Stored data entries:
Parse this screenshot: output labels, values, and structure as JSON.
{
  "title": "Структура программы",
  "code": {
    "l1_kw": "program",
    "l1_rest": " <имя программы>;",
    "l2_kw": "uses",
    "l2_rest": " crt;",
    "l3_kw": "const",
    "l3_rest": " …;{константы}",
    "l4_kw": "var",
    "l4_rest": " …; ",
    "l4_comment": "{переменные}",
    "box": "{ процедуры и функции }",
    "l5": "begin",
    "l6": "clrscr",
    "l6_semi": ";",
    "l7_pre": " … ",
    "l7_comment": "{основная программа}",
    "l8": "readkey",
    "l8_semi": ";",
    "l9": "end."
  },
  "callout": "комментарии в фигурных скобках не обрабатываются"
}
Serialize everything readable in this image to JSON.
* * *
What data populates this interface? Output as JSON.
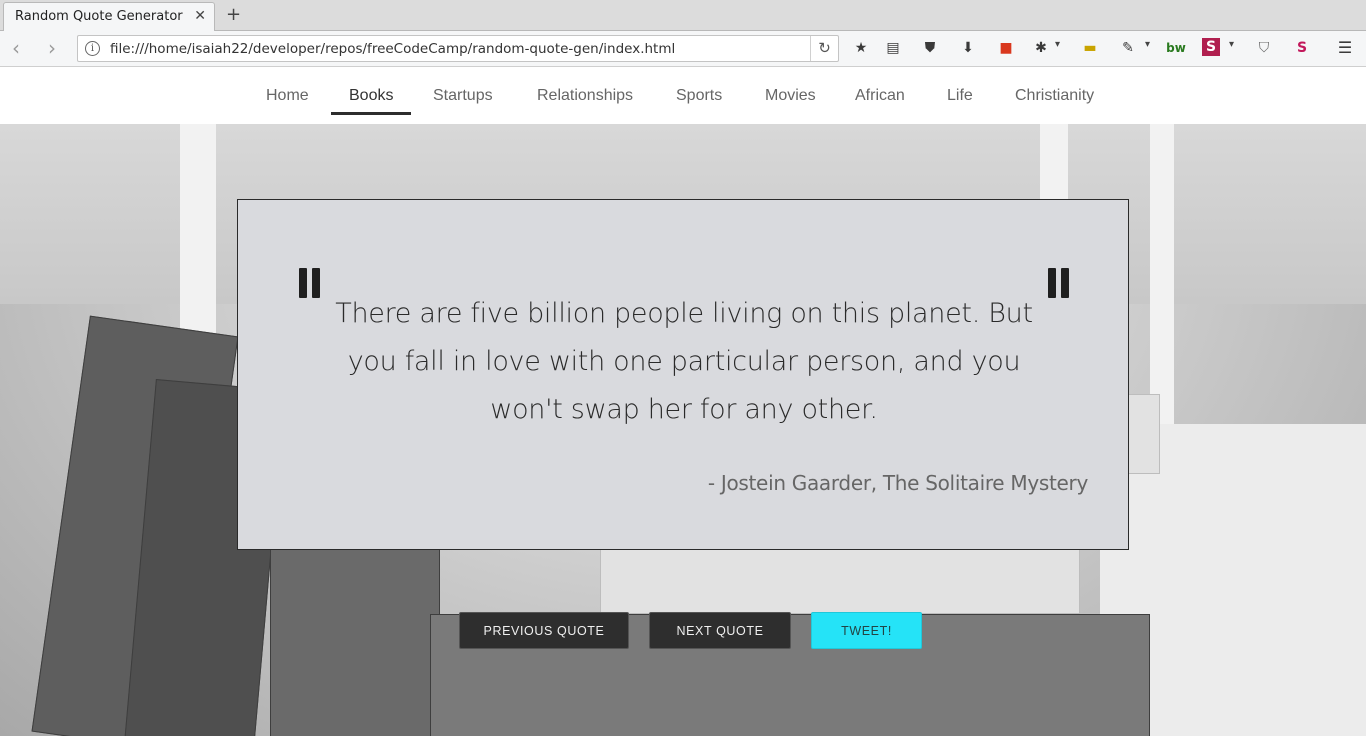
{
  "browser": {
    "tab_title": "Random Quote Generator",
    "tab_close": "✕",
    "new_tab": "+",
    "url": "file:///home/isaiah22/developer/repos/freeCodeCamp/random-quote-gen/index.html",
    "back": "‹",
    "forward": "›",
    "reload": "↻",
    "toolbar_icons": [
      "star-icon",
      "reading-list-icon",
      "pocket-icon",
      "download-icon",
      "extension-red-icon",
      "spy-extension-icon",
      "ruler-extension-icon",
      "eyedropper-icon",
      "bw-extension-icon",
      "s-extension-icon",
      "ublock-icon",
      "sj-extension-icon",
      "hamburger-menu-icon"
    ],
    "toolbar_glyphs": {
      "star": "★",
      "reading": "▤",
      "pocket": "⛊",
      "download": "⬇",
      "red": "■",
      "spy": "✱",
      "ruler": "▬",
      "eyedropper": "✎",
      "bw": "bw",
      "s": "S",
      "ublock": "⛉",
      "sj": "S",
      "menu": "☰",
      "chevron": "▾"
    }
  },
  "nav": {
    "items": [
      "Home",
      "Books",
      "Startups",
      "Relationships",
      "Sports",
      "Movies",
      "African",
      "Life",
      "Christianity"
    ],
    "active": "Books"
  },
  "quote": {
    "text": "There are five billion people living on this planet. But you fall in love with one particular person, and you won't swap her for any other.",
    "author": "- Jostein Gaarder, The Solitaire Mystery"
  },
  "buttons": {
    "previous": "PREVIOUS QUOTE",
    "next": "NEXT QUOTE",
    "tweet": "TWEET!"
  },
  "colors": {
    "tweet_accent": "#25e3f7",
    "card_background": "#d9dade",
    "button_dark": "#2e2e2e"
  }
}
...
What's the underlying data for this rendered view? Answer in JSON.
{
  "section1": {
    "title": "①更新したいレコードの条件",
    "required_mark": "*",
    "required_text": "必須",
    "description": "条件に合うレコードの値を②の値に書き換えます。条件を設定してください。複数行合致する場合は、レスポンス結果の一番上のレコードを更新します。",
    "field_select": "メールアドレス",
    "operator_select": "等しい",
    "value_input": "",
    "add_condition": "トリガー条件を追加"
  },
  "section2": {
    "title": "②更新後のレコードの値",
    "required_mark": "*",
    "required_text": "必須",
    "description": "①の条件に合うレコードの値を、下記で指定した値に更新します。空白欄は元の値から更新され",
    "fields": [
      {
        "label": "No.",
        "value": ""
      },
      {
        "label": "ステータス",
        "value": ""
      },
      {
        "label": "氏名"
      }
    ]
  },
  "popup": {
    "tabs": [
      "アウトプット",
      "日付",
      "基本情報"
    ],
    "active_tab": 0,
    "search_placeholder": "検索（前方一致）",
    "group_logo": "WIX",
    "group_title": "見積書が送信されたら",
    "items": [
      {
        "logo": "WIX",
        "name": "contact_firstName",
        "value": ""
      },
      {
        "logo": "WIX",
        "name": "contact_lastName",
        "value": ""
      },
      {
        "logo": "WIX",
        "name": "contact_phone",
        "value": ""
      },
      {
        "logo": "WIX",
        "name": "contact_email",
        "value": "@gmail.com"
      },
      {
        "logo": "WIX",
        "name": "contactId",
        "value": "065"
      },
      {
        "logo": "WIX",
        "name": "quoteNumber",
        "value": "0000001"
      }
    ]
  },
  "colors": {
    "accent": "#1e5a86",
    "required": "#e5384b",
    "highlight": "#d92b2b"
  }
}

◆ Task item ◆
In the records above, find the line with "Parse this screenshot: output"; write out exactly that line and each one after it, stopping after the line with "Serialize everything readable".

◆ Task response ◆
Parse this screenshot: output labels, values, and structure as JSON.
{
  "title": "Структура программы",
  "code": {
    "l1_kw": "program",
    "l1_rest": " <имя программы>;",
    "l2_kw": "uses",
    "l2_rest": " crt;",
    "l3_kw": "const",
    "l3_rest": " …;{константы}",
    "l4_kw": "var",
    "l4_rest": " …; ",
    "l4_comment": "{переменные}",
    "box": "{ процедуры и функции }",
    "l5": "begin",
    "l6": "clrscr",
    "l6_semi": ";",
    "l7_pre": " … ",
    "l7_comment": "{основная программа}",
    "l8": "readkey",
    "l8_semi": ";",
    "l9": "end."
  },
  "callout": "комментарии в фигурных скобках не обрабатываются"
}
Serialize everything readable in this image to JSON.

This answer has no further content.